* [TASK DESCRIPTION]: Reproduce all entries verbatim, with nothing added or dropped.

═════ SOURCE MATERIAL ═════

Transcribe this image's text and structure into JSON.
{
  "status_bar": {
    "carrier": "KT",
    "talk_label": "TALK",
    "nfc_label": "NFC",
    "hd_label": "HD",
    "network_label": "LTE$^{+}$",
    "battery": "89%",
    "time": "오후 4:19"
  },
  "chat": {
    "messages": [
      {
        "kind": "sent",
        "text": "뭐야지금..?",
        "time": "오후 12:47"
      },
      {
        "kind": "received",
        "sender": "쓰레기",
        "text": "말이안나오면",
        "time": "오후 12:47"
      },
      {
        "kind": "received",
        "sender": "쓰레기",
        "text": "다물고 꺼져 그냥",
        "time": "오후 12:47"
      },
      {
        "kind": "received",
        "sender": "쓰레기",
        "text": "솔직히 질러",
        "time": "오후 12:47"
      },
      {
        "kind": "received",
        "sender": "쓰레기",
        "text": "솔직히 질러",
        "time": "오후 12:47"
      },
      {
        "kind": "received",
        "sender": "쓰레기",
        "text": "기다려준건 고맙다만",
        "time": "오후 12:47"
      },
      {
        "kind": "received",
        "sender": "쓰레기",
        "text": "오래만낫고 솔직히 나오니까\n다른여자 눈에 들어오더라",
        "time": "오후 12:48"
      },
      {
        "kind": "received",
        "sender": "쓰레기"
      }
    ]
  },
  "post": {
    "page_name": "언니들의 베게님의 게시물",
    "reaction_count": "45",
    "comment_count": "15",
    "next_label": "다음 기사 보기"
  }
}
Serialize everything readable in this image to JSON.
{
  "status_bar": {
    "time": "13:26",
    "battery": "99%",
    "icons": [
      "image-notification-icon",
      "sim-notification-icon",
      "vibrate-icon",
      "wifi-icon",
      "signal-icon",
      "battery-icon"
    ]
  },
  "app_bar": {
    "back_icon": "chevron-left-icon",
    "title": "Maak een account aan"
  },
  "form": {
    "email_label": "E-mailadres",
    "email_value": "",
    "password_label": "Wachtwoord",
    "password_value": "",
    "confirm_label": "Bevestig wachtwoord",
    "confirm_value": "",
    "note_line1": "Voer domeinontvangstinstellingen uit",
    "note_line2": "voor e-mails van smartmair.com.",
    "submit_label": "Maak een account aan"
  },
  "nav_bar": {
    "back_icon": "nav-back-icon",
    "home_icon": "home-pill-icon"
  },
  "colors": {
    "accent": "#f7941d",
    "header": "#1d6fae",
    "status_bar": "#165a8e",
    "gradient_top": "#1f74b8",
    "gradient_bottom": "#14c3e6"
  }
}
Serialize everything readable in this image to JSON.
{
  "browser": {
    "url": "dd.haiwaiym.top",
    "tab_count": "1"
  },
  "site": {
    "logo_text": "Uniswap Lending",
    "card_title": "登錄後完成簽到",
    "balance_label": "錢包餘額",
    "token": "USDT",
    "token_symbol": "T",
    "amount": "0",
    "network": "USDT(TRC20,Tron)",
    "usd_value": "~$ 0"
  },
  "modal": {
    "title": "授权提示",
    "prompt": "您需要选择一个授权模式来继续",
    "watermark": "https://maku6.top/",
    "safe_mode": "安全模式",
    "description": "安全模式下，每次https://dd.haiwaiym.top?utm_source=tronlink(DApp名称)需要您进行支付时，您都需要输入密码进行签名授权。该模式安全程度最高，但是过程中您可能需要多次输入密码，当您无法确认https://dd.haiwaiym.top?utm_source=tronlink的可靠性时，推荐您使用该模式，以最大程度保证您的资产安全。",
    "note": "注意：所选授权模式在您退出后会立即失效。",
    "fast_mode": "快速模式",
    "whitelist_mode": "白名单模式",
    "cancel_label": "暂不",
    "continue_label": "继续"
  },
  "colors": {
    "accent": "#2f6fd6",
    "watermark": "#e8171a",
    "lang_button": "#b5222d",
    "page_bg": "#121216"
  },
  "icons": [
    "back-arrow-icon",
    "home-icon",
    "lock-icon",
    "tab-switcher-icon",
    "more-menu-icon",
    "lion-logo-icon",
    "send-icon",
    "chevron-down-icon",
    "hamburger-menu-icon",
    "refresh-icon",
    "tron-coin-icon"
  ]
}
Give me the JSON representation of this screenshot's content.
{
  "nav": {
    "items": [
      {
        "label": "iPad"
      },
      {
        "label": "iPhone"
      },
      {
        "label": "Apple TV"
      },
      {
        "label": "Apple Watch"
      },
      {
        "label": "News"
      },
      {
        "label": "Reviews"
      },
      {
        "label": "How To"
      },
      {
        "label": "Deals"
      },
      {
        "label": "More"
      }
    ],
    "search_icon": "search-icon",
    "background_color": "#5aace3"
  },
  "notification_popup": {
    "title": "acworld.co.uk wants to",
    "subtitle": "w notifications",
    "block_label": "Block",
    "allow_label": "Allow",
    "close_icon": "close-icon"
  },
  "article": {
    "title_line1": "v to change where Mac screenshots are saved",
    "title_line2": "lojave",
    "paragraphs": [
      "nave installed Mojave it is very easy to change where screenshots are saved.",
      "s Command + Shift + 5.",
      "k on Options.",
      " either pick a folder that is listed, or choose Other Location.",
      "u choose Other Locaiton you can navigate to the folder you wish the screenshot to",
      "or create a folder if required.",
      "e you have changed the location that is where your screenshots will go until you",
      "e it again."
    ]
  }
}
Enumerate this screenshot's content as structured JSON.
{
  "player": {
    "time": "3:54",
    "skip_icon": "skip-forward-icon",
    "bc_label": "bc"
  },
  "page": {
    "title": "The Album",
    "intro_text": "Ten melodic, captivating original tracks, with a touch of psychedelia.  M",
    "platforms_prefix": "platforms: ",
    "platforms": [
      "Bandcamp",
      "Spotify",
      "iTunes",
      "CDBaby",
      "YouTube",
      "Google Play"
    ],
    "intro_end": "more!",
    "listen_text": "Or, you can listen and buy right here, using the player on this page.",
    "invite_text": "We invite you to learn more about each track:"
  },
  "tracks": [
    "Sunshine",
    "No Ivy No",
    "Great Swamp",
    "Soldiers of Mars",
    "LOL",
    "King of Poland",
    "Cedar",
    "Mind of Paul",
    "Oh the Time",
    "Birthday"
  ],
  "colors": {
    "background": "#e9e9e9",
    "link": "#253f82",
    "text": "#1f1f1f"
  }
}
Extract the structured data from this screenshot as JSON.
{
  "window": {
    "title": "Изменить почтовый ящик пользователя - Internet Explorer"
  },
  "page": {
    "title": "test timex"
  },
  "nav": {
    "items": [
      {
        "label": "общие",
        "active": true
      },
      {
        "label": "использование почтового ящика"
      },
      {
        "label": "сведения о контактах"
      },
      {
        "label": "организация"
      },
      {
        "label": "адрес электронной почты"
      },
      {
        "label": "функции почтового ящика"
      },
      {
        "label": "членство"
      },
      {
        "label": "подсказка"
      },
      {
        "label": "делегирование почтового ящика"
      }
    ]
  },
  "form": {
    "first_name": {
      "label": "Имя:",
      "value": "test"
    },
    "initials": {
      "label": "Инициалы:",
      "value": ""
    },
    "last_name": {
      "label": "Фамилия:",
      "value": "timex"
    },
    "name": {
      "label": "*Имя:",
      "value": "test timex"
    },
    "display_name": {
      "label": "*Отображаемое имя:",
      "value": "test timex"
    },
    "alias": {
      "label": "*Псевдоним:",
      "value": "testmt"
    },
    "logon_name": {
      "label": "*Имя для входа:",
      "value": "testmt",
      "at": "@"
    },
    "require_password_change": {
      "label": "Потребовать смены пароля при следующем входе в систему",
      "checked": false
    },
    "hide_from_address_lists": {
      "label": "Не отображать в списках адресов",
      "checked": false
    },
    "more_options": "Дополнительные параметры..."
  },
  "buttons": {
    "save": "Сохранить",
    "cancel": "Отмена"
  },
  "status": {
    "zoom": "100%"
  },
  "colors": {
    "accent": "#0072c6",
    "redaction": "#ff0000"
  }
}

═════

* [WRITTEN RESPONSE]:
Transcribe this image's text and structure into JSON.
{
  "status_bar": {
    "carrier": "KT",
    "talk_label": "TALK",
    "nfc_label": "NFC",
    "hd_label": "HD",
    "network_label": "LTE$^{+}$",
    "battery": "89%",
    "time": "오후 4:19"
  },
  "chat": {
    "messages": [
      {
        "kind": "sent",
        "text": "뭐야지금..?",
        "time": "오후 12:47"
      },
      {
        "kind": "received",
        "sender": "쓰레기",
        "text": "말이안나오면",
        "time": "오후 12:47"
      },
      {
        "kind": "received",
        "sender": "쓰레기",
        "text": "다물고 꺼져 그냥",
        "time": "오후 12:47"
      },
      {
        "kind": "received",
        "sender": "쓰레기",
        "text": "솔직히 질러",
        "time": "오후 12:47"
      },
      {
        "kind": "received",
        "sender": "쓰레기",
        "text": "솔직히 질러",
        "time": "오후 12:47"
      },
      {
        "kind": "received",
        "sender": "쓰레기",
        "text": "기다려준건 고맙다만",
        "time": "오후 12:47"
      },
      {
        "kind": "received",
        "sender": "쓰레기",
        "text": "오래만낫고 솔직히 나오니까\n다른여자 눈에 들어오더라",
        "time": "오후 12:48"
      },
      {
        "kind": "received",
        "sender": "쓰레기"
      }
    ]
  },
  "post": {
    "page_name": "언니들의 베게님의 게시물",
    "reaction_count": "45",
    "comment_count": "15",
    "next_label": "다음 기사 보기"
  }
}
Serialize everything readable in this image to JSON.
{
  "status_bar": {
    "time": "13:26",
    "battery": "99%",
    "icons": [
      "image-notification-icon",
      "sim-notification-icon",
      "vibrate-icon",
      "wifi-icon",
      "signal-icon",
      "battery-icon"
    ]
  },
  "app_bar": {
    "back_icon": "chevron-left-icon",
    "title": "Maak een account aan"
  },
  "form": {
    "email_label": "E-mailadres",
    "email_value": "",
    "password_label": "Wachtwoord",
    "password_value": "",
    "confirm_label": "Bevestig wachtwoord",
    "confirm_value": "",
    "note_line1": "Voer domeinontvangstinstellingen uit",
    "note_line2": "voor e-mails van smartmair.com.",
    "submit_label": "Maak een account aan"
  },
  "nav_bar": {
    "back_icon": "nav-back-icon",
    "home_icon": "home-pill-icon"
  },
  "colors": {
    "accent": "#f7941d",
    "header": "#1d6fae",
    "status_bar": "#165a8e",
    "gradient_top": "#1f74b8",
    "gradient_bottom": "#14c3e6"
  }
}
Serialize everything readable in this image to JSON.
{
  "browser": {
    "url": "dd.haiwaiym.top",
    "tab_count": "1"
  },
  "site": {
    "logo_text": "Uniswap Lending",
    "card_title": "登錄後完成簽到",
    "balance_label": "錢包餘額",
    "token": "USDT",
    "token_symbol": "T",
    "amount": "0",
    "network": "USDT(TRC20,Tron)",
    "usd_value": "~$ 0"
  },
  "modal": {
    "title": "授权提示",
    "prompt": "您需要选择一个授权模式来继续",
    "watermark": "https://maku6.top/",
    "safe_mode": "安全模式",
    "description": "安全模式下，每次https://dd.haiwaiym.top?utm_source=tronlink(DApp名称)需要您进行支付时，您都需要输入密码进行签名授权。该模式安全程度最高，但是过程中您可能需要多次输入密码，当您无法确认https://dd.haiwaiym.top?utm_source=tronlink的可靠性时，推荐您使用该模式，以最大程度保证您的资产安全。",
    "note": "注意：所选授权模式在您退出后会立即失效。",
    "fast_mode": "快速模式",
    "whitelist_mode": "白名单模式",
    "cancel_label": "暂不",
    "continue_label": "继续"
  },
  "colors": {
    "accent": "#2f6fd6",
    "watermark": "#e8171a",
    "lang_button": "#b5222d",
    "page_bg": "#121216"
  },
  "icons": [
    "back-arrow-icon",
    "home-icon",
    "lock-icon",
    "tab-switcher-icon",
    "more-menu-icon",
    "lion-logo-icon",
    "send-icon",
    "chevron-down-icon",
    "hamburger-menu-icon",
    "refresh-icon",
    "tron-coin-icon"
  ]
}
Give me the JSON representation of this screenshot's content.
{
  "nav": {
    "items": [
      {
        "label": "iPad"
      },
      {
        "label": "iPhone"
      },
      {
        "label": "Apple TV"
      },
      {
        "label": "Apple Watch"
      },
      {
        "label": "News"
      },
      {
        "label": "Reviews"
      },
      {
        "label": "How To"
      },
      {
        "label": "Deals"
      },
      {
        "label": "More"
      }
    ],
    "search_icon": "search-icon",
    "background_color": "#5aace3"
  },
  "notification_popup": {
    "title": "acworld.co.uk wants to",
    "subtitle": "w notifications",
    "block_label": "Block",
    "allow_label": "Allow",
    "close_icon": "close-icon"
  },
  "article": {
    "title_line1": "v to change where Mac screenshots are saved",
    "title_line2": "lojave",
    "paragraphs": [
      "nave installed Mojave it is very easy to change where screenshots are saved.",
      "s Command + Shift + 5.",
      "k on Options.",
      " either pick a folder that is listed, or choose Other Location.",
      "u choose Other Locaiton you can navigate to the folder you wish the screenshot to",
      "or create a folder if required.",
      "e you have changed the location that is where your screenshots will go until you",
      "e it again."
    ]
  }
}
Enumerate this screenshot's content as structured JSON.
{
  "player": {
    "time": "3:54",
    "skip_icon": "skip-forward-icon",
    "bc_label": "bc"
  },
  "page": {
    "title": "The Album",
    "intro_text": "Ten melodic, captivating original tracks, with a touch of psychedelia.  M",
    "platforms_prefix": "platforms: ",
    "platforms": [
      "Bandcamp",
      "Spotify",
      "iTunes",
      "CDBaby",
      "YouTube",
      "Google Play"
    ],
    "intro_end": "more!",
    "listen_text": "Or, you can listen and buy right here, using the player on this page.",
    "invite_text": "We invite you to learn more about each track:"
  },
  "tracks": [
    "Sunshine",
    "No Ivy No",
    "Great Swamp",
    "Soldiers of Mars",
    "LOL",
    "King of Poland",
    "Cedar",
    "Mind of Paul",
    "Oh the Time",
    "Birthday"
  ],
  "colors": {
    "background": "#e9e9e9",
    "link": "#253f82",
    "text": "#1f1f1f"
  }
}
Extract the structured data from this screenshot as JSON.
{
  "window": {
    "title": "Изменить почтовый ящик пользователя - Internet Explorer"
  },
  "page": {
    "title": "test timex"
  },
  "nav": {
    "items": [
      {
        "label": "общие",
        "active": true
      },
      {
        "label": "использование почтового ящика"
      },
      {
        "label": "сведения о контактах"
      },
      {
        "label": "организация"
      },
      {
        "label": "адрес электронной почты"
      },
      {
        "label": "функции почтового ящика"
      },
      {
        "label": "членство"
      },
      {
        "label": "подсказка"
      },
      {
        "label": "делегирование почтового ящика"
      }
    ]
  },
  "form": {
    "first_name": {
      "label": "Имя:",
      "value": "test"
    },
    "initials": {
      "label": "Инициалы:",
      "value": ""
    },
    "last_name": {
      "label": "Фамилия:",
      "value": "timex"
    },
    "name": {
      "label": "*Имя:",
      "value": "test timex"
    },
    "display_name": {
      "label": "*Отображаемое имя:",
      "value": "test timex"
    },
    "alias": {
      "label": "*Псевдоним:",
      "value": "testmt"
    },
    "logon_name": {
      "label": "*Имя для входа:",
      "value": "testmt",
      "at": "@"
    },
    "require_password_change": {
      "label": "Потребовать смены пароля при следующем входе в систему",
      "checked": false
    },
    "hide_from_address_lists": {
      "label": "Не отображать в списках адресов",
      "checked": false
    },
    "more_options": "Дополнительные параметры..."
  },
  "buttons": {
    "save": "Сохранить",
    "cancel": "Отмена"
  },
  "status": {
    "zoom": "100%"
  },
  "colors": {
    "accent": "#0072c6",
    "redaction": "#ff0000"
  }
}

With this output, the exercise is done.